───── Data records

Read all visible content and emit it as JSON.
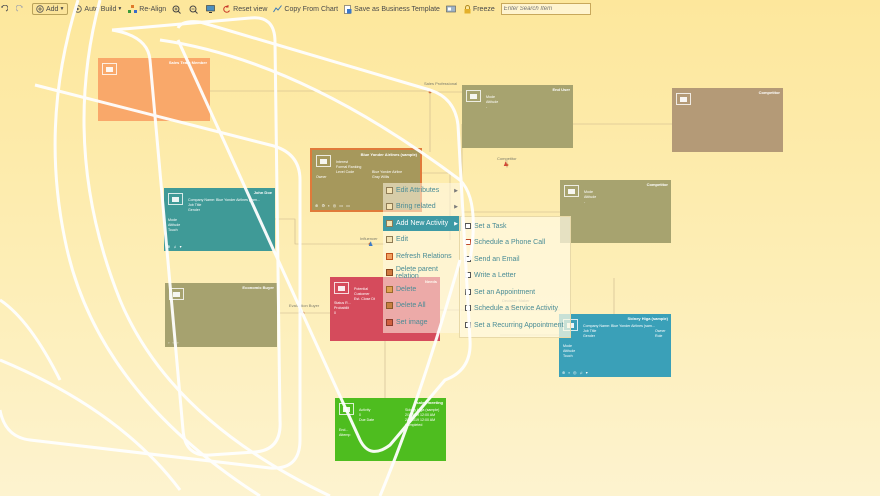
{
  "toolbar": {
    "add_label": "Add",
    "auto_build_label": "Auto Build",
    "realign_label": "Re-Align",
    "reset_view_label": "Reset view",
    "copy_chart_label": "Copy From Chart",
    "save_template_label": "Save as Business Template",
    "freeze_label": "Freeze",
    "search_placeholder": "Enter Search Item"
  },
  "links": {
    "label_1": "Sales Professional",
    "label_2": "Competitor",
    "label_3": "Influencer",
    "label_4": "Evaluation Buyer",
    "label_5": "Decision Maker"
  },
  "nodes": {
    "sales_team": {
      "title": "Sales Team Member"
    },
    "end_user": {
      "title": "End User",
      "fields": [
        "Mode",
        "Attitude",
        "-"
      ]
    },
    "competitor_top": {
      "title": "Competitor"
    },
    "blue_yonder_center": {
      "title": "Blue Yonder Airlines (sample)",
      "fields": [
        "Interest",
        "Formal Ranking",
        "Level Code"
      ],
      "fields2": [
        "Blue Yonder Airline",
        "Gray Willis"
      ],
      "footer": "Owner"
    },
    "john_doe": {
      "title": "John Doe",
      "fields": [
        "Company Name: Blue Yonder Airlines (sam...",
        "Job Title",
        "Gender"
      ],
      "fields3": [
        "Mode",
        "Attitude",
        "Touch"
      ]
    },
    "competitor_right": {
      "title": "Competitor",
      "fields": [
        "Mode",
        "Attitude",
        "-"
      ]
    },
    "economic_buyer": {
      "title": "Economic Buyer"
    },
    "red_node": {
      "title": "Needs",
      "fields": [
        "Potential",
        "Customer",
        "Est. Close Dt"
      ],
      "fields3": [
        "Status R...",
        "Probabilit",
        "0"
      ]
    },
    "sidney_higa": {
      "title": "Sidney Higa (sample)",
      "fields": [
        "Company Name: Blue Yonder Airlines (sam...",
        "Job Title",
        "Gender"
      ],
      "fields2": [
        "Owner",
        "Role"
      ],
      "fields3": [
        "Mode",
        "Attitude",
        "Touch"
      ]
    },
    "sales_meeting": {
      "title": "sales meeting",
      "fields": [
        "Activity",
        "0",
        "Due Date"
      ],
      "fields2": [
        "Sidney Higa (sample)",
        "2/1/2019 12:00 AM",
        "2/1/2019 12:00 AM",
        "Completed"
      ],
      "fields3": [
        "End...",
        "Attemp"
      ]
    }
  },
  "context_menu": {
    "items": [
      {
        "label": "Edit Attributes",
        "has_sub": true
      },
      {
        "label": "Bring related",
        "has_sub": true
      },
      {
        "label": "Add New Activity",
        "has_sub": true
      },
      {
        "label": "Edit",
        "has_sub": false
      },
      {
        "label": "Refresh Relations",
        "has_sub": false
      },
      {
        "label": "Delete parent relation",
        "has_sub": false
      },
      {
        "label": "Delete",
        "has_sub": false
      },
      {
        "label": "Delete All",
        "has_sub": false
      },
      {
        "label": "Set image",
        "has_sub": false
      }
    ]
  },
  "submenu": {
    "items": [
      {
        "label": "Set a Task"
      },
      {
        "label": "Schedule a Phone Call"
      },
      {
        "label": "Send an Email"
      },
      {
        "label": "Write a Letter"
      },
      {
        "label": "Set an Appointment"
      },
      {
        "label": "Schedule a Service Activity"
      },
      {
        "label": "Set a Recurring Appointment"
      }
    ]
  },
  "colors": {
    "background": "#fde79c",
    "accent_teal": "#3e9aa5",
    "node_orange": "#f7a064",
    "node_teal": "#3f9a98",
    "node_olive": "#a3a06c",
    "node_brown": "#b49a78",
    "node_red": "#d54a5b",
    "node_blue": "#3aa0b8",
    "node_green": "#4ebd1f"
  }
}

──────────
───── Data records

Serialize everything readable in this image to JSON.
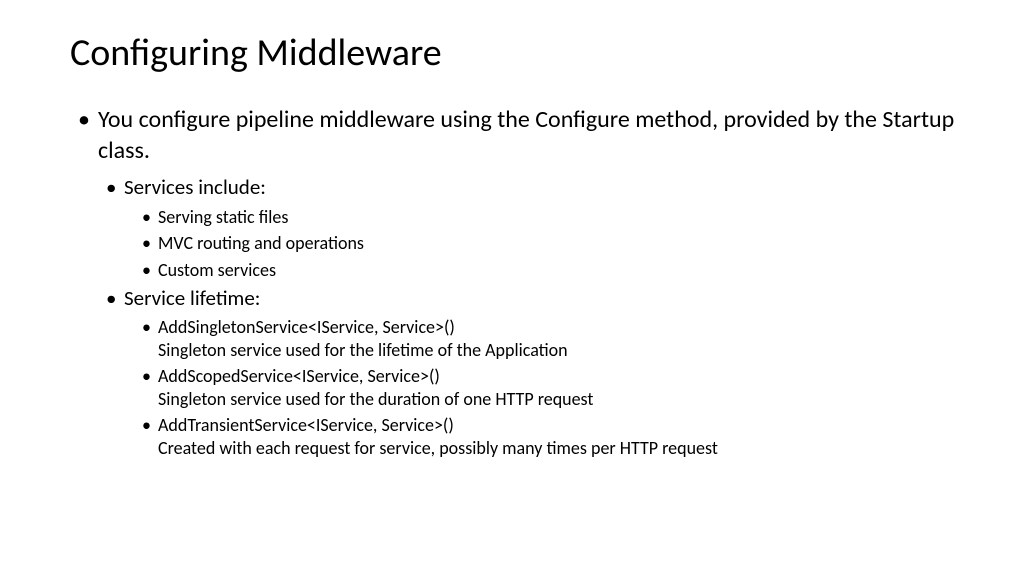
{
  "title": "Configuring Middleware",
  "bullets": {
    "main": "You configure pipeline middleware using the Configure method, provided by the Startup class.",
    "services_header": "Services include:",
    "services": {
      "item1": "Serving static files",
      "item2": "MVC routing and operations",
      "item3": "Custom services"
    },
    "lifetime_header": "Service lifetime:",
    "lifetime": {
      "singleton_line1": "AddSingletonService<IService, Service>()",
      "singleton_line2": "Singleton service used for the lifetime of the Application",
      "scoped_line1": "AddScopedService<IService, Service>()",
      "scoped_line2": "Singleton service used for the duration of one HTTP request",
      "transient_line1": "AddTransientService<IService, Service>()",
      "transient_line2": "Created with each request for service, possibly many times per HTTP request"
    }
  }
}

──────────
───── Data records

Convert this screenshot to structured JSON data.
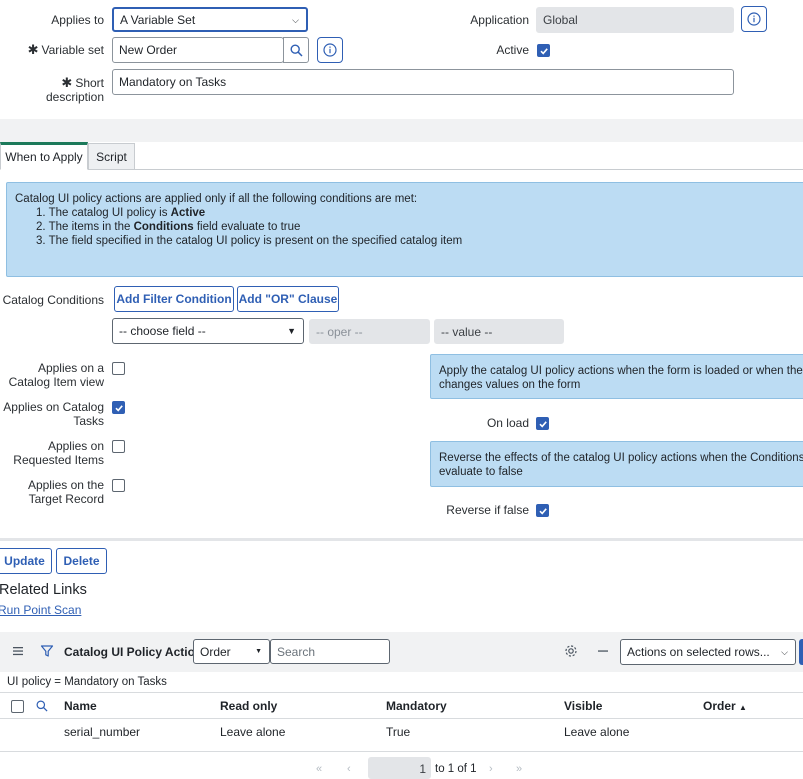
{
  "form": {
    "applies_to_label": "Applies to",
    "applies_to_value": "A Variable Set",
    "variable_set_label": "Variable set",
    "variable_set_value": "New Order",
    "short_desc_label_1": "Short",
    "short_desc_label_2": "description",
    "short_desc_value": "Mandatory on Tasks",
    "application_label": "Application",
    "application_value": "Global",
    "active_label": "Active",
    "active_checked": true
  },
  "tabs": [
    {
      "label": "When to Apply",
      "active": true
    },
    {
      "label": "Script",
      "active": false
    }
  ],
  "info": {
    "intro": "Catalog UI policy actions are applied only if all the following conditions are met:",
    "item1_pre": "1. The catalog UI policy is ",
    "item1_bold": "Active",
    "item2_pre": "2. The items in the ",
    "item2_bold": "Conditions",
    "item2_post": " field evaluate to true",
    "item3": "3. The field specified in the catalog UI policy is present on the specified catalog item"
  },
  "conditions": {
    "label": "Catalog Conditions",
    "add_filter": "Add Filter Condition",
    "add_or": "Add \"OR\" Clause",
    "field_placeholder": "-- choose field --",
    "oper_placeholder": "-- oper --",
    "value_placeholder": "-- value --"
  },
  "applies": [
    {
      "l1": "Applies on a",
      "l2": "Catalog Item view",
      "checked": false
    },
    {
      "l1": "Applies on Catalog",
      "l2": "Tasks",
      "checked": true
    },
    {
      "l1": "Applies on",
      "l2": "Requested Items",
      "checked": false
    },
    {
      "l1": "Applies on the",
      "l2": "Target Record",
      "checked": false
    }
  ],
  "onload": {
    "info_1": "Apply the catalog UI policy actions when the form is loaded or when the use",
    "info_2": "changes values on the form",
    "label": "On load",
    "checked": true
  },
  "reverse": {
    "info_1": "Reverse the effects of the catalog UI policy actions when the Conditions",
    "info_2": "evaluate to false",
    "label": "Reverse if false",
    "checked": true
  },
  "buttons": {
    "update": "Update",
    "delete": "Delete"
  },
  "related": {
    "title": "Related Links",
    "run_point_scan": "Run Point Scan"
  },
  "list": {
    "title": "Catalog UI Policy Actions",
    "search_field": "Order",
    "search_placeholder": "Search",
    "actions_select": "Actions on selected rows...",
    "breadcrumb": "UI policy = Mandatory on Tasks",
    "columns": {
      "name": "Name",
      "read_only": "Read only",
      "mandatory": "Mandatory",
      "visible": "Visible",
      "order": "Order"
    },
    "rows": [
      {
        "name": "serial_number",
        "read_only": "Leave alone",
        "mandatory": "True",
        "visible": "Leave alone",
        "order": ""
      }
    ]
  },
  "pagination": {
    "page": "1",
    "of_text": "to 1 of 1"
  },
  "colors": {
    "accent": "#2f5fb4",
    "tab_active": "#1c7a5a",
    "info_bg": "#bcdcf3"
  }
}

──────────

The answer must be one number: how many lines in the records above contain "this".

2